In my opinion (and in that of many others I am sure) his understanding of the text and music remains a benchmark by which some other directors cannot afford to be measured, and while his visual style has now somewhat slipped from fashion, his contribution to the operatic world remains inestimable.
[Below: John Pascoe set designs for John Copley’s production of Handel’s “Orlando”; edited image, based on a drawing, courtesy of John Pascoe.]
While Robert and I never worked together again, after some years I started to note his arrival, and what an arrival it has been. His sense of style was there from the beginning, but his freshness and characteristic sense of theatricality that never feels tired, has been a great joy for me to see as it has developed.
Among the monuments to his inventiveness it is impossible to not comment on the stunning production of Boito’s ‘Mefistofele’ that he created with Sam Ramey in San Francisco, then later, his ‘Rusalka’ for Renée Fleming in Paris plus his ‘Eugene Onegin’ at New York’s Metropolitan Opera again with Renée, opposite the extraordinary Dimitri Hvorostovsky.
Talking again of benchmarks, these remain for me ones up against which I do not care to be measured!
The latest production by Robert that I was thrilled to see was in Vienna’s ‘Theater an der Wien’ was this last spring (2014) which was of J. P. Rameau’s ‘Platée’ which incidentally was the subject of my own not unsuccessful directorial debut in Spoleto Festival USA and then New York’s BAM ~back in 1987/ 8.
Robert’s productions represent for me a pinnacle of intelligence combined with a perfect sense of style and theatricality that always manage to be both challenging and entertaining. Not an easy reality to bring off I would say.
Not many people would utter the names of these two very different directors in the same breath ~ John Copley and Robert Carsen. But I am just thrilled to have had contact with these two deeply wonderful artists. Bravi tutti e GRAZIE MILLE. (Am I sounding pretentious again? Sorry.) THANK YOU GENTLEMEN!

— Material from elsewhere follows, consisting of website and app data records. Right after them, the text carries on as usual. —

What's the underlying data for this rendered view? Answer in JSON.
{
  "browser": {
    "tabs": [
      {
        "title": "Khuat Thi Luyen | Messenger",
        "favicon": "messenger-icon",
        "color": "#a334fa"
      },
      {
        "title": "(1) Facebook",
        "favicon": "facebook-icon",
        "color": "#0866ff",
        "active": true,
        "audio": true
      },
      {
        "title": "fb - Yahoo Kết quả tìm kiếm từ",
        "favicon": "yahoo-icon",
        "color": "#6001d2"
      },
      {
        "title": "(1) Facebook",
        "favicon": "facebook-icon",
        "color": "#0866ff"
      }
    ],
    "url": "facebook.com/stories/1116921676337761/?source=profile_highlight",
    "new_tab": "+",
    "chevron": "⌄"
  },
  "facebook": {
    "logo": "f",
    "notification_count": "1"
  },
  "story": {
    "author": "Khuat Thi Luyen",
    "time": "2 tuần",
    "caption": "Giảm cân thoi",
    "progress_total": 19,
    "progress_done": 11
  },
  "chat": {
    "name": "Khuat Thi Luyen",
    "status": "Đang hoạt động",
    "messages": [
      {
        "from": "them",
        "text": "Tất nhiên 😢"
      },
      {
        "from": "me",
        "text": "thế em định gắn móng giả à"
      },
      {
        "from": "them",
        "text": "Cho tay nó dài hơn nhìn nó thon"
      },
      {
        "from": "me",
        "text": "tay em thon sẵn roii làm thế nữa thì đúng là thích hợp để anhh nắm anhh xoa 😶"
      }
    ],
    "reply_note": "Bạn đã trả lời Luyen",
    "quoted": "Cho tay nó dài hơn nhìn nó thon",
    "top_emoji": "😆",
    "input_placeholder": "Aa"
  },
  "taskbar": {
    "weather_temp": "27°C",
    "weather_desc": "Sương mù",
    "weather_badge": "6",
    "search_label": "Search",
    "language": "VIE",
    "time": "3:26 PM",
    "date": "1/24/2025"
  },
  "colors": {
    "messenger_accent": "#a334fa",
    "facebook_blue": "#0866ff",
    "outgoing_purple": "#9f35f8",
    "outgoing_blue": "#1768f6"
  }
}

[For the continuation of the conversation, see: Homage to Dame Joan Sutherland: A Conversation with Director John Pascoe, Part 4.]